Cholecystectomy (Gallbladder Removal)?
A cholecystectomy (koh-luh-sis-TEK-tuh-me) is a surgical procedure to remove your gallbladder — a pear-shaped organ that sits just below your liver on the upper right side of your abdomen. Your gallbladder collects and stores bile — a digestive fluid produced in your liver. Cholecystectomy may be required where there is pain from gallstones that block the flow of bile.
Conservative treatments, such as dietary modifications, usually do not stop gallstones from recurring. Cholecystectomy is the only way to prevent the new formation of gallstones.
Cholecystectomy is a common surgical procedure, carrying only a small risk of complications. Cholecystectomy is most often a minimally invasive surgery (MIS) performed by inserting a tiny video camera (a laparoscope) and special surgical tools through four small incisions so the surgeon can visualize the abdomen and remove the gallbladder. This is called a laparoscopic cholecystectomy.

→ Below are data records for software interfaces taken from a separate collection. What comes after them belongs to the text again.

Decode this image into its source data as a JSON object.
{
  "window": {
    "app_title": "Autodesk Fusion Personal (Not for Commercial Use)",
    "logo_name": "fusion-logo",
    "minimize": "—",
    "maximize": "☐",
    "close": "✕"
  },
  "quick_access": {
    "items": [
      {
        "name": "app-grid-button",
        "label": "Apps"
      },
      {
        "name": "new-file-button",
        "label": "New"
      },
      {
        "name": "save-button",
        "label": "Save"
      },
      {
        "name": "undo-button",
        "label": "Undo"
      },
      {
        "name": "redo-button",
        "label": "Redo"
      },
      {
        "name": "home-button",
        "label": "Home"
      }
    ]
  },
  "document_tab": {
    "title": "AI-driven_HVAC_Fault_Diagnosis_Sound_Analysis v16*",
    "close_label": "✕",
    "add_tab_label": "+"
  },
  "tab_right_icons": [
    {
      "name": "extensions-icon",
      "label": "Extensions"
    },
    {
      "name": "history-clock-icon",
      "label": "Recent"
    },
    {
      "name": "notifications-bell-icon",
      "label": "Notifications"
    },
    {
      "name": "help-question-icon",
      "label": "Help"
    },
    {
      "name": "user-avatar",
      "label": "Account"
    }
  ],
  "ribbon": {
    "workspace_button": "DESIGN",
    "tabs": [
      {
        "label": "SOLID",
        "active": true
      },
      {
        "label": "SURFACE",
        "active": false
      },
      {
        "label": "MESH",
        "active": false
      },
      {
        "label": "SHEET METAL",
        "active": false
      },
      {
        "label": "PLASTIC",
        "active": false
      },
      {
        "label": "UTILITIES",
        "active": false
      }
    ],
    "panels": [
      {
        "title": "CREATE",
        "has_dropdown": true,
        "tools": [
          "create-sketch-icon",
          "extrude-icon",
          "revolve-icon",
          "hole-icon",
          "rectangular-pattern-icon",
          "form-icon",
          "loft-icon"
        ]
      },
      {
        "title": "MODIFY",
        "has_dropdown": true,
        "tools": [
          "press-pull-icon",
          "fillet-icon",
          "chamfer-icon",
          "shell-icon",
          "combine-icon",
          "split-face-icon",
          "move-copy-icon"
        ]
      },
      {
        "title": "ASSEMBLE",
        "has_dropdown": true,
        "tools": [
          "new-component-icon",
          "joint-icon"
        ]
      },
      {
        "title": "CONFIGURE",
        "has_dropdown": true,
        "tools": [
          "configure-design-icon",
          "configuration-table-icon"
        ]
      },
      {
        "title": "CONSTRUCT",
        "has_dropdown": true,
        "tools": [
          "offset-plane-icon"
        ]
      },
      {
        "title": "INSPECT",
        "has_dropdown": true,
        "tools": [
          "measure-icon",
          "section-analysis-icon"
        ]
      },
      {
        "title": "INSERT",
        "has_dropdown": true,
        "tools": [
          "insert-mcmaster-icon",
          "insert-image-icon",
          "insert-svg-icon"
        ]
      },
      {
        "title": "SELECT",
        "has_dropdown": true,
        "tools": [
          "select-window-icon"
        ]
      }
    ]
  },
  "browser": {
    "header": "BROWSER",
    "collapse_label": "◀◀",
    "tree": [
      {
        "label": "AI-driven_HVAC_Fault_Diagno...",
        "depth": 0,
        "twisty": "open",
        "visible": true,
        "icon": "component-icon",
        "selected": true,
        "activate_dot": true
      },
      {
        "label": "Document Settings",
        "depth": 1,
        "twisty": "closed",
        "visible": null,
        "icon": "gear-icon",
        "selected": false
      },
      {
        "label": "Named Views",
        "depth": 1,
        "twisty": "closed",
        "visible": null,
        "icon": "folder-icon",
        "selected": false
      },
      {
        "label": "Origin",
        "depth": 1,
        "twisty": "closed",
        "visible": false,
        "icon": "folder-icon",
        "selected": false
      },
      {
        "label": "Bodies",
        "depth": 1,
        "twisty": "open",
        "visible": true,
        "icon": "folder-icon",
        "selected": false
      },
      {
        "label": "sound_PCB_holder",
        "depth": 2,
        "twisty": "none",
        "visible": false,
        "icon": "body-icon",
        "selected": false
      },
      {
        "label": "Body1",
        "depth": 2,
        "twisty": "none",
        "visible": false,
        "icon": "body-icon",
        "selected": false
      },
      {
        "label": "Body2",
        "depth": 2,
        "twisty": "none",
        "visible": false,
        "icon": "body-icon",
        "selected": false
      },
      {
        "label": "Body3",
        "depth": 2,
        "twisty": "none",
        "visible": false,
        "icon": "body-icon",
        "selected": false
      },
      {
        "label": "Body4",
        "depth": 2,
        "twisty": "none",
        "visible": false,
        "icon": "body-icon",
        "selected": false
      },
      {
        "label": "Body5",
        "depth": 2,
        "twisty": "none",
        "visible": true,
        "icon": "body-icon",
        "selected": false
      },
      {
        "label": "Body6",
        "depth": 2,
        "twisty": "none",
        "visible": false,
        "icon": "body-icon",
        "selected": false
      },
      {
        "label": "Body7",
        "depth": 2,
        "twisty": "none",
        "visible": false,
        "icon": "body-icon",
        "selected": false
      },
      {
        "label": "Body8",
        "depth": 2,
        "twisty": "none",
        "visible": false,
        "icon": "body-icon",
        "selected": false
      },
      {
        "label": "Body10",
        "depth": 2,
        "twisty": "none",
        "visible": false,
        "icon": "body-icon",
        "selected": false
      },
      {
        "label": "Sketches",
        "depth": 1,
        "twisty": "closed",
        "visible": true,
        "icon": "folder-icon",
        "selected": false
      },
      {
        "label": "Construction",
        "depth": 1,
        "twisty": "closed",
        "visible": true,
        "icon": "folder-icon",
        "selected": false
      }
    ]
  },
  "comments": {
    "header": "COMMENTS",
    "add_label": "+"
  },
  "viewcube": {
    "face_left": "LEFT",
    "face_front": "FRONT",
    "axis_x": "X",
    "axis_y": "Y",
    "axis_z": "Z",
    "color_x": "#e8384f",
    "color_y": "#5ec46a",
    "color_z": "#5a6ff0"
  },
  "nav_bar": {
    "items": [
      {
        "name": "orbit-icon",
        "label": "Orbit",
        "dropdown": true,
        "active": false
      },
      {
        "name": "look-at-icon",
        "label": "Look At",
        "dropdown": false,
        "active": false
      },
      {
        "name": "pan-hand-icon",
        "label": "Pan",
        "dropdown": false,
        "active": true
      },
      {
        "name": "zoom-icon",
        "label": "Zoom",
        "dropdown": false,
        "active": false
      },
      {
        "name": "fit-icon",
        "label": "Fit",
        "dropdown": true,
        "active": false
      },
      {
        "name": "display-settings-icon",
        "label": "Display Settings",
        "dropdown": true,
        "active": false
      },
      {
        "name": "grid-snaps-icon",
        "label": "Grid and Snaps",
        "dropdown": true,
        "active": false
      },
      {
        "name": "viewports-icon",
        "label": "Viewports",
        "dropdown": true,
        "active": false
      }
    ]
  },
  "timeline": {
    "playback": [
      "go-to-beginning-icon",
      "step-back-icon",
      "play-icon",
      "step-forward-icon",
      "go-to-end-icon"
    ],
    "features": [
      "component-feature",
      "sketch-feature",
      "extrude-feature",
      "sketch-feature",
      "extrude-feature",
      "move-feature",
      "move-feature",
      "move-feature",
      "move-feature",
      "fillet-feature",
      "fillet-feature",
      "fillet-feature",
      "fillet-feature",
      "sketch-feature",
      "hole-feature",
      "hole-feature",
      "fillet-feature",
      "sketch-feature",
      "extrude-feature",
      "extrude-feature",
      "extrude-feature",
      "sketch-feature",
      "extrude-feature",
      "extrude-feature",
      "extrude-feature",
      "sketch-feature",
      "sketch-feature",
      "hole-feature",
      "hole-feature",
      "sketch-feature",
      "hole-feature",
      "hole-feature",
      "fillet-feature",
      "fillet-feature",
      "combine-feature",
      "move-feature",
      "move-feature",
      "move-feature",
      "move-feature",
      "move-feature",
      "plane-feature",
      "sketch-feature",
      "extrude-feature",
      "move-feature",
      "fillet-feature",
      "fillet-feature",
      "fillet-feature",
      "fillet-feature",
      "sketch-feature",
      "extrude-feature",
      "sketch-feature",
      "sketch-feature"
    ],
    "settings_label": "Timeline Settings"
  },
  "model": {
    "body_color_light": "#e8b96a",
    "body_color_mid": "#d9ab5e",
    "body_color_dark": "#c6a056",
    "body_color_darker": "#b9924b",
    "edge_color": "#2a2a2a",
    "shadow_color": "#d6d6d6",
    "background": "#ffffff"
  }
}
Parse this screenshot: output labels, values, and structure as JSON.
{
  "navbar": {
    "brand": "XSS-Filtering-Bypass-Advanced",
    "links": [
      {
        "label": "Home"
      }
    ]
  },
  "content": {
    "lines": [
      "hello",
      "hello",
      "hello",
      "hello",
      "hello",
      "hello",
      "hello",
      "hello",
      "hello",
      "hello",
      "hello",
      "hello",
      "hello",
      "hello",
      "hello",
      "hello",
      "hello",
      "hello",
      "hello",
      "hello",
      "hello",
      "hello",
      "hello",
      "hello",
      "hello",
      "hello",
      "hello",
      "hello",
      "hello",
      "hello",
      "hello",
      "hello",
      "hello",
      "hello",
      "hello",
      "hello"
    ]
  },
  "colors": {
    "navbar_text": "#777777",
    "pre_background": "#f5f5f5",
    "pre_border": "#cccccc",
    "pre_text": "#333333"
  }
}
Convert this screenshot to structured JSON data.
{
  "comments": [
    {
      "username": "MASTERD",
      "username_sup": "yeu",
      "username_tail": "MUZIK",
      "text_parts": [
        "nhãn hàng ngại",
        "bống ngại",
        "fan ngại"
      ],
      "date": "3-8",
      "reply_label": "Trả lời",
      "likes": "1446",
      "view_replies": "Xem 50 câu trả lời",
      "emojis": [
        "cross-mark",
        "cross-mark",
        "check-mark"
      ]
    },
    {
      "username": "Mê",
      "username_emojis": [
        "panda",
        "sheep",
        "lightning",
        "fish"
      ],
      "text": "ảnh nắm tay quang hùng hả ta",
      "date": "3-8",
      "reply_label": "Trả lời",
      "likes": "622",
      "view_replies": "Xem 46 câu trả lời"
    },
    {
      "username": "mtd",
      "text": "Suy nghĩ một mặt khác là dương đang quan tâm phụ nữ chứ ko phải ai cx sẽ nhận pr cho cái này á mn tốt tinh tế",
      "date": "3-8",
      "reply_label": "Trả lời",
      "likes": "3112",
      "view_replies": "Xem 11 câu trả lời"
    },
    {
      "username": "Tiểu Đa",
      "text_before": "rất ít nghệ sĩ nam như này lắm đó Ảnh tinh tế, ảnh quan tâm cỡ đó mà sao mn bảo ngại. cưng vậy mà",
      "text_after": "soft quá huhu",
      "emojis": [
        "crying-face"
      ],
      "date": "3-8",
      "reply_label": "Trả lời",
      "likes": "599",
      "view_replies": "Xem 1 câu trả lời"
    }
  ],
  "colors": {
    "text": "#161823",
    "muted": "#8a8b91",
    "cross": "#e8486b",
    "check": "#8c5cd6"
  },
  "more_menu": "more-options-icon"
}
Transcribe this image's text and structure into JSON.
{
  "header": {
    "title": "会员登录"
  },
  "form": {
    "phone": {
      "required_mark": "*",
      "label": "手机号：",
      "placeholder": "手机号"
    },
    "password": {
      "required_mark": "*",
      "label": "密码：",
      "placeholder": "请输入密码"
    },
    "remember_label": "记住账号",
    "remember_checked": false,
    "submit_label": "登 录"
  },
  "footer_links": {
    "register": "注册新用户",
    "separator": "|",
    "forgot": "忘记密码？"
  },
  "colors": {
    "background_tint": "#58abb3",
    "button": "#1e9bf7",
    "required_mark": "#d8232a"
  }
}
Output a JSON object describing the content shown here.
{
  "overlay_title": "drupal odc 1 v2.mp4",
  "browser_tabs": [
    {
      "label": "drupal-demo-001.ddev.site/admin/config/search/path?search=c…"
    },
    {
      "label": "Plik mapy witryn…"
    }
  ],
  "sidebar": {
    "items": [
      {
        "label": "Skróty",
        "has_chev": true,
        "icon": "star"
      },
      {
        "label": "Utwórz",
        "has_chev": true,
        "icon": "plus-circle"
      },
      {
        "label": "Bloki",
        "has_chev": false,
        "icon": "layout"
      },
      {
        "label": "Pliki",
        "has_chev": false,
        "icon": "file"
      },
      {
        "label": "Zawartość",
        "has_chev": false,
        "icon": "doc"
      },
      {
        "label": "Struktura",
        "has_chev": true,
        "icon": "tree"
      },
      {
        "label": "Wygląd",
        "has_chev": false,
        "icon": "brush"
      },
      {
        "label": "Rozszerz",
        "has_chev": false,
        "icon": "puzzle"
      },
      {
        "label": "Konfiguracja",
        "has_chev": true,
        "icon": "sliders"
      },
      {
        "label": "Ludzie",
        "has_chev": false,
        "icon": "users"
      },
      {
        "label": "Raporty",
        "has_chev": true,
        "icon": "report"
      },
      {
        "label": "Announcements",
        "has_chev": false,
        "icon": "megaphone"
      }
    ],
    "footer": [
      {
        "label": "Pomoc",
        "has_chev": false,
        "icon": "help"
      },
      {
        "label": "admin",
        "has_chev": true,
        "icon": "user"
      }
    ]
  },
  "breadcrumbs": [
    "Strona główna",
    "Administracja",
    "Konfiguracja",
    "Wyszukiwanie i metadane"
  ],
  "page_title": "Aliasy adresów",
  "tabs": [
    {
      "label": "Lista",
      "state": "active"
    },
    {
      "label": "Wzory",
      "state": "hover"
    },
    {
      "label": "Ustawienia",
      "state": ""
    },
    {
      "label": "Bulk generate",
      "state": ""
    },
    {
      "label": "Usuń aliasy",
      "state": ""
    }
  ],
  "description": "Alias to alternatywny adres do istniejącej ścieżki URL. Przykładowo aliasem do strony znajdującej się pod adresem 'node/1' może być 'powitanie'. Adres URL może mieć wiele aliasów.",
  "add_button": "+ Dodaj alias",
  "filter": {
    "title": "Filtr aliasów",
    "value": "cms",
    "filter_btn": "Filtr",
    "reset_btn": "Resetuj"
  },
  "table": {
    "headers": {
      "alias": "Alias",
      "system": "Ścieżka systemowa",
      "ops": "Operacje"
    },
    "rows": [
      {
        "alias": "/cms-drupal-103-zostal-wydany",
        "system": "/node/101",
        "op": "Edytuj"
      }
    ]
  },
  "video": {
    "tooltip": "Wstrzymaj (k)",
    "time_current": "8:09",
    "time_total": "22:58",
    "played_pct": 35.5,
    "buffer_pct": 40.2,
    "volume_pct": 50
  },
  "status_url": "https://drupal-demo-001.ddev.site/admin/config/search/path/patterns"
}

The benefits of this surgery include less pain, a shorter hospital stay, and a faster return to work and normal activities.
Where the surgery cannot be performed laparoscopically, an operation using a single large incision, called an open cholecystectomy, is used to remove the gallbladder.
The surgery is usually successful in relieving symptoms, but up to 10% of people may continue to experience similar symptoms after cholecystectomy, a condition called postcholecystectomy syndrome.
Why it’s done
A cholecystectomy is most commonly performed to treat gallstones and the complications they cause. Your doctor may recommend a cholecystectomy if you have:
- Gallstones in the gallbladder (cholelithiasis)
- Gallstones in the bile duct (choledocholithiasis)
- Gallbladder inflammation (cholecystitis)
- Pancreas inflammation (pancreatitis) due to gallstones
Post-OP for Cholecystectomy
After surgery, most patients are admitted to the hospital for routine monitoring. For uncomplicated laparoscopic cholecystectomies, people may be discharged on the day of surgery after adequate control of pain and nausea. Patients who were high-risk, those who required emergency surgery, and/or those undergoing open cholecystectomy usually need to stay in the hospital several days after surgery
Side effect Cholecystectomy
A cholecystectomy carries a small risk of complications including:
- Bile leak
- Blood clots
- Heart problems
- Injury to nearby structures, such as the bile duct, liver and small intestine